China’s next generation nuclear attack submarines and air defence destroyers are equally capable of providing a defensive ‘bubble’ around commercial shipping, military sea-lift ships, or a sea control force. This need not, however, suggest that the PLA-N is developing an aggressive power projection and sea control force to dominate the Pacific, or planning to challenge other regional navies for sea supremacy in a Mahanian sense. Indeed, the 2008 PRC Defence White Paper states the Navy has been striving to “gradually develop its capabilities of conducting cooperation in distant waters and countering non-traditional security threats”.[6]
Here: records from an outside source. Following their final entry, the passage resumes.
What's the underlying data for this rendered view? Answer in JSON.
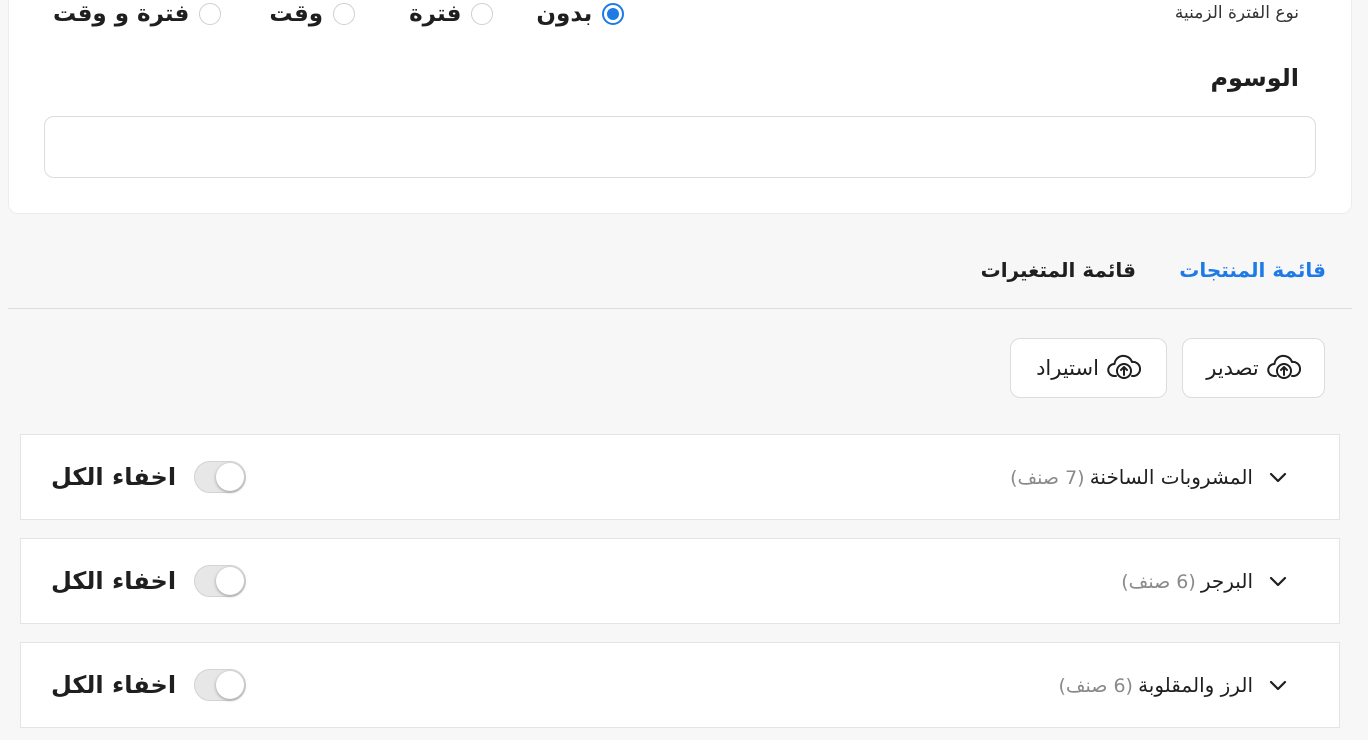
{
  "form": {
    "period_type_label": "نوع الفترة الزمنية",
    "period_options": [
      "بدون",
      "فترة",
      "وقت",
      "فترة و وقت"
    ],
    "period_selected": "بدون",
    "tags_label": "الوسوم",
    "tags_value": ""
  },
  "tabs": {
    "products": "قائمة المنتجات",
    "variants": "قائمة المتغيرات",
    "active": "products"
  },
  "actions": {
    "export_label": "تصدير",
    "import_label": "استيراد"
  },
  "categories": [
    {
      "name": "المشروبات الساخنة",
      "count": "(7 صنف)",
      "toggle_label": "اخفاء الكل",
      "hidden": false
    },
    {
      "name": "البرجر",
      "count": "(6 صنف)",
      "toggle_label": "اخفاء الكل",
      "hidden": false
    },
    {
      "name": "الرز والمقلوبة",
      "count": "(6 صنف)",
      "toggle_label": "اخفاء الكل",
      "hidden": false
    }
  ],
  "colors": {
    "accent": "#1e7be6",
    "border": "#dcdcdc",
    "background": "#f7f7f7"
  },
  "icons": {
    "upload": "cloud-upload-icon",
    "expand": "chevron-down-icon"
  }
}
The growth and modernisation of the PLA-N is a fascinating insight into how a modern China sees it place in the world and deals with its geo-strategic realities. The PLA-N now has the potential to play an important and stabilising role in the region and, in partnership with other navies, across the globe.

  1. G Till, Seapower: A guide for the twenty-first century, Frank Cass, London, 2004, p.22.
  2. JR Holmes & T Yoshihara, Chinese naval strategy in the 21st century: The turn to Mahan, Routledge, London, 2008; and BD Cole, The great wall at sea, Naval Institute Press, Annapolis, 2001, pp. 165-9.
  3. These figures come from R Sharpe (ed), Jane’s Fighting Ships 1997-98, and 2007-08, Jane’s Information Group, Surrey, 1997 and 2007.
  4. Sinodefence, ‘New facility offers carrier building capability’, <> (13 February 2009).
  5. TM Kane, Chinese grand strategy and maritime power, Frank Cass, London, 2002, p. 73.
  6. See China’s national defence in 2008: Part V. the Navy, <> (13 February 2009). Sea Power Centre - Australia

Sea Power Centre - Australia
Department of Defence
Canberra ACT 2600